X

Thank you for sharing!

Your article was successfully shared with the contacts you provided.
Longtime University of Pennsylvania Law School Professor A. Leo Levin was honored for excellence in judicial administration last week by the American Bar Association at its annual conference in Chicago. Levin, of Merion, Pa., was presented the award by a former student, U.S. District Judge Norma Shapiro. The award is given by the ABA in honor of dean emeritus Robert B. Yegge of the University of Denver Law School to an outstanding member and leader of the Lawyers Conference as well as a mentor to attorneys in judicial administration. FOUGHT AND TAUGHT The progression into law was a natural one for Levin, who had been exposed to Jewish Talmudic law from a very young age. After receiving his undergraduate degree from Yeshiva University in 1939 and his J.D. from the University of Pennsylvania in 1942, Levin served in World War II. When he returned from overseas, he immediately began teaching law upon the strong suggestion of his mentor at Penn Law, who “told me I belonged teaching the law.” “The demand was so great for teachers that anybody who was judged able to stand up for 50 minutes in front of a class was deemed able to teach, there was just such a tremendous shortage,” Levin said. “So, I have been standing in front of a class since 1947.” He credits his philosophy in the classroom to his upbringing and experience in the military. Levin described his style in the classroom as “rigorous, but at the same time humorous to ease the pressure.” In his long-time teaching career, Levin has taught primarily in three areas — evidence, civil procedure and judicial administration. He said he has seen the academics of law schools change since he began about 54 years ago. “When I started here, there was no LSAT, no standardized method of comparing students,” he said. “We were flunking out about one third of the students because there just weren’t the mechanisms of determining if someone could be really good at the law.” However, the work ethic he observes among his students has been relatively constant. “If they are any good, if they come to Penn, then they intend to work,” Levin said. A DISTINGUISHED PATH Levin began his teaching career at the University of Iowa in 1947, and soon moved to his current appointment at the University of Pennsylvania School of Law in 1949. After achieving full professor status in 1953, Levin was vice provost at Penn from 1965 to 1968, and vice president of academic affairs at Yeshiva University from 1969 to 1970. In 1970, he was named the Leon Meltzer Professor of Law at Penn. He became a professor emeritus in 1989. He has also taught as a visiting professor at Stanford, Northwestern, the University of Colorado, UCLA, NYU, Georgetown, American and Duke law schools. In addition to his academic appointments, Levin was the founding director of the National Institute for Trial Advocacy from 1971 to 1973 and the first non-judge director of the Federal Judicial Center from 1977 to 1987. He also held several other positions of distinction. Levin recalled his time at the Federal Judicial Center as exciting, with every single newly appointed federal judge in the United States coming through the office for orientation. The job also allowed him to travel around the country, attending annual circuit court conventions, an experience that he particularly enjoyed because he said it allowed him to see the regional characteristics of America. The author of six books and 35 articles or chapters for other books, Levin has carved out a niche for himself in the legal scholarly community as well. “He is a wise reformer, a superb teacher and a beloved figure in American jurisprudence,” said Shapiro. “He is a person of deep integrity, is very humble, and teaches by inspiring his students to do their best.”

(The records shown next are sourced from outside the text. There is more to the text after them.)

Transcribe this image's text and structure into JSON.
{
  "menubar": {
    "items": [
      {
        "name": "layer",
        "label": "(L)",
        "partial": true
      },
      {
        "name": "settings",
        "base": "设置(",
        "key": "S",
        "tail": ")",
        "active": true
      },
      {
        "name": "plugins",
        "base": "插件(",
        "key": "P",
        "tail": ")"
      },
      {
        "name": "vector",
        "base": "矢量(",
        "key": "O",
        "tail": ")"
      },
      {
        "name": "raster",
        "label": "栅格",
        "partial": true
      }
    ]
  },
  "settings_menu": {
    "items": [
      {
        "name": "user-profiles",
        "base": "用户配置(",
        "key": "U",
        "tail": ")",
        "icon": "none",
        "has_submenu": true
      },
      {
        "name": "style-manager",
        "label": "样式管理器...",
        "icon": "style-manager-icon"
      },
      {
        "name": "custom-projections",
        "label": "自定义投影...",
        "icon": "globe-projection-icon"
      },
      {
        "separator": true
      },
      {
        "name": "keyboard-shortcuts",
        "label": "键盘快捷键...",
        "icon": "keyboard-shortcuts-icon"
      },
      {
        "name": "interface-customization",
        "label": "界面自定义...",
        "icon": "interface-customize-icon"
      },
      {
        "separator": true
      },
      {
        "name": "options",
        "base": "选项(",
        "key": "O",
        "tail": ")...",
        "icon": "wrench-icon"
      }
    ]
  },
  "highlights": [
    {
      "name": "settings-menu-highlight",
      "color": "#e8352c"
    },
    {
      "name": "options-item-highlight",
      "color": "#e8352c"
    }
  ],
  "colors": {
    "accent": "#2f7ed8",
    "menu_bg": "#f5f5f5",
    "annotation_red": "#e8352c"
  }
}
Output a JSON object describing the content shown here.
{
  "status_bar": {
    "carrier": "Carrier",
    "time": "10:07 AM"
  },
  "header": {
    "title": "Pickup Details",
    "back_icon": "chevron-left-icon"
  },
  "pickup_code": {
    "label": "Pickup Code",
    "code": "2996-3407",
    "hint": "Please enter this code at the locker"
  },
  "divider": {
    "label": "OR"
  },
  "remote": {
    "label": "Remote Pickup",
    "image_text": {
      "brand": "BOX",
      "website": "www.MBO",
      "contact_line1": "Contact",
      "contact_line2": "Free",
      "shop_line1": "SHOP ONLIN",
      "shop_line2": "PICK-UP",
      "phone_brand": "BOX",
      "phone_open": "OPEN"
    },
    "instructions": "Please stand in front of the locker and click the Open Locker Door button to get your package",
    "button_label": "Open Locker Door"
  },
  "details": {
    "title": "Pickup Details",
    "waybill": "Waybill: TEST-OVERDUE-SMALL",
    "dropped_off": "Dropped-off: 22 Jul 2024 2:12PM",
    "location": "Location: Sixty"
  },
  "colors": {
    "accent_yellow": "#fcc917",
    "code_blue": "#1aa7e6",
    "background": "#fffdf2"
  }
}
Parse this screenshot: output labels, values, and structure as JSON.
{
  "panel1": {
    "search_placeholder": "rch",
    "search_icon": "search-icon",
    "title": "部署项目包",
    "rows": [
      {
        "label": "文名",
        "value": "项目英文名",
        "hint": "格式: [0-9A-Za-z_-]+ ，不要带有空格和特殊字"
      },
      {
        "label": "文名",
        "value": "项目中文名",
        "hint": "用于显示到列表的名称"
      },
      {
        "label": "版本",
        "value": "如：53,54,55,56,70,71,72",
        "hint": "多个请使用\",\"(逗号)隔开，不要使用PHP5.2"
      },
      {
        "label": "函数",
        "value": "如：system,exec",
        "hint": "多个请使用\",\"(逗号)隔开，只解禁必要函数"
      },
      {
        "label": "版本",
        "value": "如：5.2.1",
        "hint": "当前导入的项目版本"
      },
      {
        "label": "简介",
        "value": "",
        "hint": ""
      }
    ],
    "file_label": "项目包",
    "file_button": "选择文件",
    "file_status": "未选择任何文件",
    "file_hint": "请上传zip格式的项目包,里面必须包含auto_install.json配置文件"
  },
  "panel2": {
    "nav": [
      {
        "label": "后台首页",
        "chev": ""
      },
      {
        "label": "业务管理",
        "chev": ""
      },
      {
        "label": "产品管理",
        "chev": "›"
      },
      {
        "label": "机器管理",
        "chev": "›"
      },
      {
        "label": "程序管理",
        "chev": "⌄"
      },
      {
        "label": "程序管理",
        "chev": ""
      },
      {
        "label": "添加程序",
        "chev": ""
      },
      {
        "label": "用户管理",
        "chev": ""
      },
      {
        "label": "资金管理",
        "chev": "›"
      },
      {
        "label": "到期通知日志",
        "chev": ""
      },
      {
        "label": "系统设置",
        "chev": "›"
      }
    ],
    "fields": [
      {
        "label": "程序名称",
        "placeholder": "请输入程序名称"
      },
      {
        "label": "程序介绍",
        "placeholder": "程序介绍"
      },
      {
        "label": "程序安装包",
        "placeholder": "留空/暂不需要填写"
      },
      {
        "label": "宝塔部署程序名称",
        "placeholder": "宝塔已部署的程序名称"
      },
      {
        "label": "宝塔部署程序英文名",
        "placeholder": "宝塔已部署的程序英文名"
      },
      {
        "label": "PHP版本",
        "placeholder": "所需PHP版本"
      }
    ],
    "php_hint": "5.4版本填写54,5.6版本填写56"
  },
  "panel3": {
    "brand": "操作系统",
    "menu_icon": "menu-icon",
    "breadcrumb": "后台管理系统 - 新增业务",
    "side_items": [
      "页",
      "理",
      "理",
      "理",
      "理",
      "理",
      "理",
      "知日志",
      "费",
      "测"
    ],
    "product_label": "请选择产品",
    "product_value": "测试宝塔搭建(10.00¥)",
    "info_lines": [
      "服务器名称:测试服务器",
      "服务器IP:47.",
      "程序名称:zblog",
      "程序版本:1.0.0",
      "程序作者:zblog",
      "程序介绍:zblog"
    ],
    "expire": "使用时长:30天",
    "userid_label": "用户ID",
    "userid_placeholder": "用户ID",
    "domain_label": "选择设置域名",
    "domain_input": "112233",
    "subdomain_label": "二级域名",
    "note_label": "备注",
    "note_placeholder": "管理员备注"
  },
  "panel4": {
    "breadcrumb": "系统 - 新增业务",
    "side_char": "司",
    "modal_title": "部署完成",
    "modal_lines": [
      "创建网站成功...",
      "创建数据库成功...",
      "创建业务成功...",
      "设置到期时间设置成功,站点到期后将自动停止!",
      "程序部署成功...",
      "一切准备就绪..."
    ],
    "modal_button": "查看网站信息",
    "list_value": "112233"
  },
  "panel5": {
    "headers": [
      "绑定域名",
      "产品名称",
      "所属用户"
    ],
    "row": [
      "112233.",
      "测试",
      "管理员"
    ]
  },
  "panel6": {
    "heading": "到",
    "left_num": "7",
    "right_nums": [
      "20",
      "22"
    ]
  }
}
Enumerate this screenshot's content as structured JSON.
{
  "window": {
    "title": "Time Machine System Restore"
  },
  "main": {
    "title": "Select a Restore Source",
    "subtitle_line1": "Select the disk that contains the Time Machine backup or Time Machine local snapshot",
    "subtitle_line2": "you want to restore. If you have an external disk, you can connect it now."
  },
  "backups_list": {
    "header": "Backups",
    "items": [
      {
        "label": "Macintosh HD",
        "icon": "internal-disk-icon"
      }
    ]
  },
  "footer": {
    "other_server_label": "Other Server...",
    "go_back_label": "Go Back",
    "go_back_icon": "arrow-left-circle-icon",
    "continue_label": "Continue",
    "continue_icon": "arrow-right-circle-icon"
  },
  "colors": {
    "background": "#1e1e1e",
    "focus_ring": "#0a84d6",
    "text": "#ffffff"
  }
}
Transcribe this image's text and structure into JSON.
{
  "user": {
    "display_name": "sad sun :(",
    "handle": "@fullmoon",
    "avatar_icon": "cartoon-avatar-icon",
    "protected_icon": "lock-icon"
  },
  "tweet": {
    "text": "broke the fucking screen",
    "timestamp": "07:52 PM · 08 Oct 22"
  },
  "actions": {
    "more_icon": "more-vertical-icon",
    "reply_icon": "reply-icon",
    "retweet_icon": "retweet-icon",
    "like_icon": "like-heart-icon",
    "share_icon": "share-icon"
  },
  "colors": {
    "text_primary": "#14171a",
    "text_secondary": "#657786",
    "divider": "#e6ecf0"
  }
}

This content has been archived. It is available exclusively through our partner LexisNexis®.

To view this content, please continue to Lexis Advance®.

Not a Lexis Advance® Subscriber? Subscribe Now

Why am I seeing this?

LexisNexis® is now the exclusive third party online distributor of the broad collection of current and archived versions of ALM's legal news publications. LexisNexis® customers will be able to access and use ALM's content by subscribing to the LexisNexis® services via Lexis Advance®. This includes content from the National Law Journal®, The American Lawyer®, Law Technology News®, The New York Law Journal® and Corporate Counsel®, as well as ALM's other newspapers, directories, legal treatises, published and unpublished court opinions, and other sources of legal information.

ALM's content plays a significant role in your work and research, and now through this alliance LexisNexis® will bring you access to an even more comprehensive collection of legal content.

For questions call 1-877-256-2472 or contact us at [email protected]

 
 

ALM Legal Publication Newsletters

Sign Up Today and Never Miss Another Story.

As part of your digital membership, you can sign up for an unlimited number of a wide range of complimentary newsletters. Visit your My Account page to make your selections. Get the timely legal news and critical analysis you cannot afford to miss. Tailored just for you. In your inbox. Every day.

Copyright © 2020 ALM Media Properties, LLC. All Rights Reserved.